Shared from the 4/16/2017 The St. Augustine Record eEdition


Peace Corps spreads U.S. values in far off lands

As a former Peace Corps volunteer in Senegal, and a Peace Corps Country Director in Uganda and Lesotho, I have seen firsthand how the work of Peace Corps volunteers extends the values and diplomacy of the United States in ways no other organization does.

And it provides extraordinary learning and perspective to the Americans who serve. I am now a small business owner, investor and nonprofit executive in St. Augustine, little of which would I have achieved had I not served in Peace Corps.

I urge you to support the base level funding of $410 million for the Peace Corps and $60 billion for the International Affairs Budget for fiscal year 2018. The Peace Corps budget comprises 0.01 percent of the federal budget. The total development and diplomacy budget is 0.9 percent of the federal budget. Moreover the value for these programs is astonishing when seen in context of establishing goodwill, promoting viable markets for U.S. goods and services, and contributing in a meaningful way to our national security.

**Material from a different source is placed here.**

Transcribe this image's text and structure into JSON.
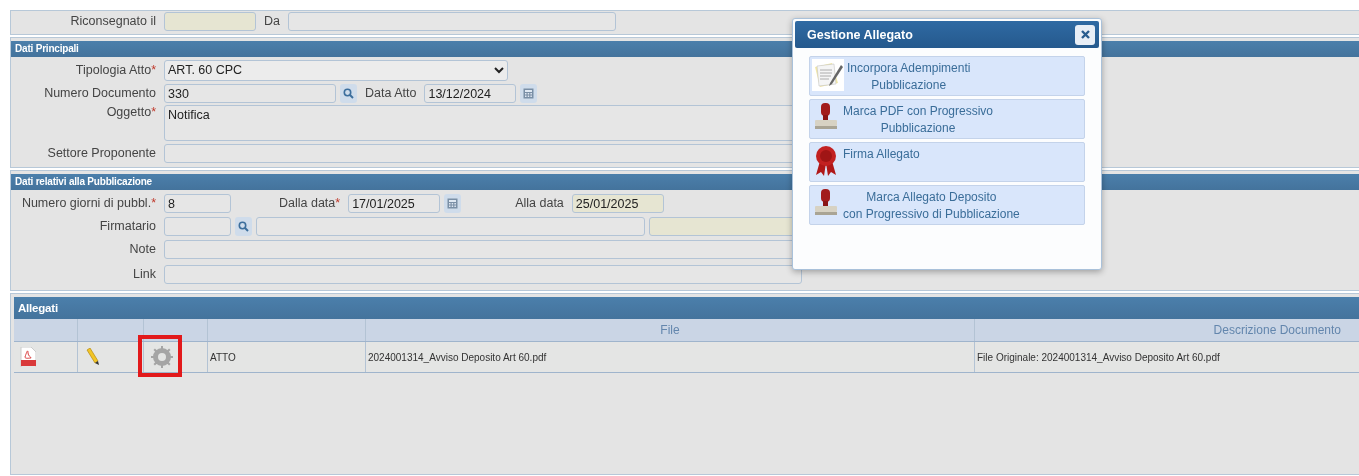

Over 120 retired three and four-star generals agree. In a recent letter to Congressional leadership, these generals wrote:

“The State Department, USAID, Millennium Challenge Corporation, Peace Corps and other development agencies are critical to preventing conflict and reducing the need to put our men and women in uniform in harm’s way.”

Four of the 121 signatures include four former admirals who live in or near St. Augustine.

And, as Defense Secretary James Mattis said while Commander of U.S. Central Command, “If you don’t fund the State Department fully, then I need to buy more ammunition.”

Yet the Peace Corps and International Affairs are under threat of deep cuts in the administration’s budget proposal. I submit that we take our military leaders at their word and assure that U.S. diplomacy supports our overall security through outreach, longterm relationship building, assistance and development of emerging allies and the assertion of our values as we learn and understand the values of others.

Peace Corps Volunteers are America’s grassroots ambassadors, implementing democratic ideals 24/7/365 in remote, often isolated communities in 63 countries around the world. Many beneficiaries of Peace Corps Volunteers have gone on to become leaders of their nations and champions of American principles. President of Afghanistan, Ashraf Ghani, has said, “Peace Corps Volunteers taught at my school. I learned English, fair play, and the meaning of democracy.” President Ghani is not alone among world leaders influenced by Peace Corps volunteers. Count, as well, presidents, ministers and generals in over 30 emerging economy nations.

Yet for an extremely effective and cost-efficient form of national security and diplomacy, the Peace Corps is terribly underutilized. Each year approximately 24,000 Americans apply for roughly 3,800 positions — meaning thousands of qualified applicants are turned away from serving their country and the world.

Retired Gen. Stanley McChrystal commented directly on this saying, “This gap represents democratic energy wasted and a generation of patriotism needlessly squandered.” And demand for the Peace Corps remains high: 20 countries consistently request more Peace Corps Volunteers.

There are currently 7,200 Peace Corps Volunteers serving in 63 countries, including Ukraine, Kosovo, Colombia, Guatemala and Myanmar. Are these not countries where we want more Peace Corps Volunteers?

Consider that should we not commit to these countries, both close to home and afar, there are others willing to invest there to fill any vacuum we leave, in ways that could work counter to U.S. national and international interests.

It is in our national interest that the United States remains a strong, committed presence in the world. Peace Corps, and our International diplomatic missions are key contributors to our wellbeing and growth.

See this article in the e-Edition Here